So, what does this all mean? Human genome research has identified approximately 20,000 unique human genes. Your gut microbiome has up to 3.3 million unique genes, 150 times more than its human host. This means that the gut microbiome may perform functions not encoded in the human genome. In English – it means that your personal bacteria have significant influence on your health. Current research suggests that tendencies for obesity, diabetes, and heart disease may be more related to your gut genes than your own human genes! Are we inheriting “bad” genes or is it actually “bad” guts?

What do they do? Why has this evolved as part of the human? The “good” bacteria have beneficial effects so we’ve allowed them to settle in. They ferment the non-digestible carbohydrates that we consume (for example certain types of fiber) which they feed on to survive and also produce short chain fatty acids (SCFA). SCFAs support our immune system (by being anti-microbial – killing bad bacteria and yeast) and fire our metabolism which aids in weight loss or the maintenance of a healthy body weight. The beneficial bacteria aid in our absorption of calcium, magnesium, and iron; manufacture Vitamins B5, B7, B9, B12, and K; synthesize amino acids; and keep the pH of the colon properly acidic. At the same time they provide a barrier lining the gut to keep out potential pathogens.

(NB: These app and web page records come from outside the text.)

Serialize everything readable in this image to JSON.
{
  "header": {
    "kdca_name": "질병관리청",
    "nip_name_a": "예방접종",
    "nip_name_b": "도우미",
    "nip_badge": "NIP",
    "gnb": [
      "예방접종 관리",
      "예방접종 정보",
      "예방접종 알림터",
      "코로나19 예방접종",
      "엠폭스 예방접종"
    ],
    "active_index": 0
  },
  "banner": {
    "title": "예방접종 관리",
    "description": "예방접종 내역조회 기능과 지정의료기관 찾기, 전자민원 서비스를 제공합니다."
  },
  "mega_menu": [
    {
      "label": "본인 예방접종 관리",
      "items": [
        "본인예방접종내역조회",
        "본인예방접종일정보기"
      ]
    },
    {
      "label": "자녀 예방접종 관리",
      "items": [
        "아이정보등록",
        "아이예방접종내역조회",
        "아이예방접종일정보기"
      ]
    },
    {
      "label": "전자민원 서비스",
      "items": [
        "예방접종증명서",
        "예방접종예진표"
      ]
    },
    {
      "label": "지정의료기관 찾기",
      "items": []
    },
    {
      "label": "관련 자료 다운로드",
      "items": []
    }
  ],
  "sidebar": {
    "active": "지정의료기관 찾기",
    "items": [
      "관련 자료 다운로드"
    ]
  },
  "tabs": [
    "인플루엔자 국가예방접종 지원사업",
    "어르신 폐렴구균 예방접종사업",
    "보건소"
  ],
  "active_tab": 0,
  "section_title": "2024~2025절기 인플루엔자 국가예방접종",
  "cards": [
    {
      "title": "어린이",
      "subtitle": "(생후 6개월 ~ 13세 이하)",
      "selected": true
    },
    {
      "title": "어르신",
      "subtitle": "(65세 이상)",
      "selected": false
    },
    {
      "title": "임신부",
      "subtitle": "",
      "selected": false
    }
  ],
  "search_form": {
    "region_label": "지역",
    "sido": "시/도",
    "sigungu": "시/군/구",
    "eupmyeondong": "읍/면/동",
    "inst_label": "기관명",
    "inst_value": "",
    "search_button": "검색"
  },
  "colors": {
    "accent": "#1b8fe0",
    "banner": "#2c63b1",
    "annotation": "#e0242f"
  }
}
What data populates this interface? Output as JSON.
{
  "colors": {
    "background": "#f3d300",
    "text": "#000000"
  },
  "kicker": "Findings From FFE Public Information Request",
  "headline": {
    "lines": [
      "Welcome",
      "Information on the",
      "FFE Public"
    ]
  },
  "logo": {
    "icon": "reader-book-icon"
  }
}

What about when things aren’t quite right? Dysbiosis is used to describe when bad bacteria take control of an area. This can occur in the mouth (bad breath, periodontitis and gum disease); in the stomach (the bacteria Helicobacter pylori had been linked to ulcers); and in the small and large intestines. Common causes of dysbiosis include: sub-optimal mother’s gut microbiota, birth, and neonatal nutrition; antibiotics; stress; an unhealthy diet such as the Standard American Diet heavy on processed and refined foods and sugar, while low in vegetables; a decreased immune status (low secretory IgA); decreased gut motility; low hydrochloric acid production; altered intestinal pH (generally the colon is not acidic enough to create a hostile environment for bad bacteria and yeast/fungus); and an intestinal infection or infestation.

Many challenges have been linked to dysbiosis including autoimmune diseases, other digestive problems, and other general health issues.

Autoimmune diseases linked to dysbiosis include: Crohn’s disease; ulcerative colitis; rheumatoid arthritis; Ankylosing Spondylitis; Graves’ disease; chronic active hepatitis; and Type 1 diabetes.

Other digestive problems linked to dysbiosis include: irritable bowel syndrome (IBS); bad gas; food sensitivities; chronic diarrhea and constipation; general poor digestion; diverticulitis; and gastrointestinal infections and intestinal overgrowth.

Other general poor health issues linked to dysbiosis include: lack of well-being, low energy, and fatigue; poor immunity, allergies, and chronic skin disorders; breast and colon cancer; metabolic syndrome, insulin resistance, and obesity; Type 2 diabetes; depression and anxiety; chronic pain syndromes; and possibly autism.

The gut balance program includes supplements to support the elimination of bad bacteria and the healthy re-population of your gut with beneficial bacteria. It has an herbal formula that is antimicrobial (attacks bacteria, fungi and protozoa that should not be there), cleanses the intestines, and stimulates digestion. It includes a prebiotic to feed the good bacteria and support their population growth. Prebiotics are food ingredients that humans cannot digest which provide health benefits to the good bacteria in our gut. These include: non-digestible carbohydrates, glucans, galactans, resistant starch, pectins, hemicellulose, arabinoxylans, inulin-type fructans, and galacto-oligosaccharides. And, it includes a probiotic. Quite the complete package!

The program is designed in the short term to promote a healthy and balanced intestinal flora, cleanse the lower gastrointestinal tract, and maintain a healthy GI environment. In the long term this supports healthy digestion, improves nutrient absorption, and supports a healthy immune system.

Bernard Rosen, PhD is a Nutrition Consultant and Educator. He works with individuals, groups, and at corporations to create individualized nutrition and wellness programs. His office is in Mequon, WI. To learn more or to schedule an appointment, e-mail at, call (414) 331-8796 or go to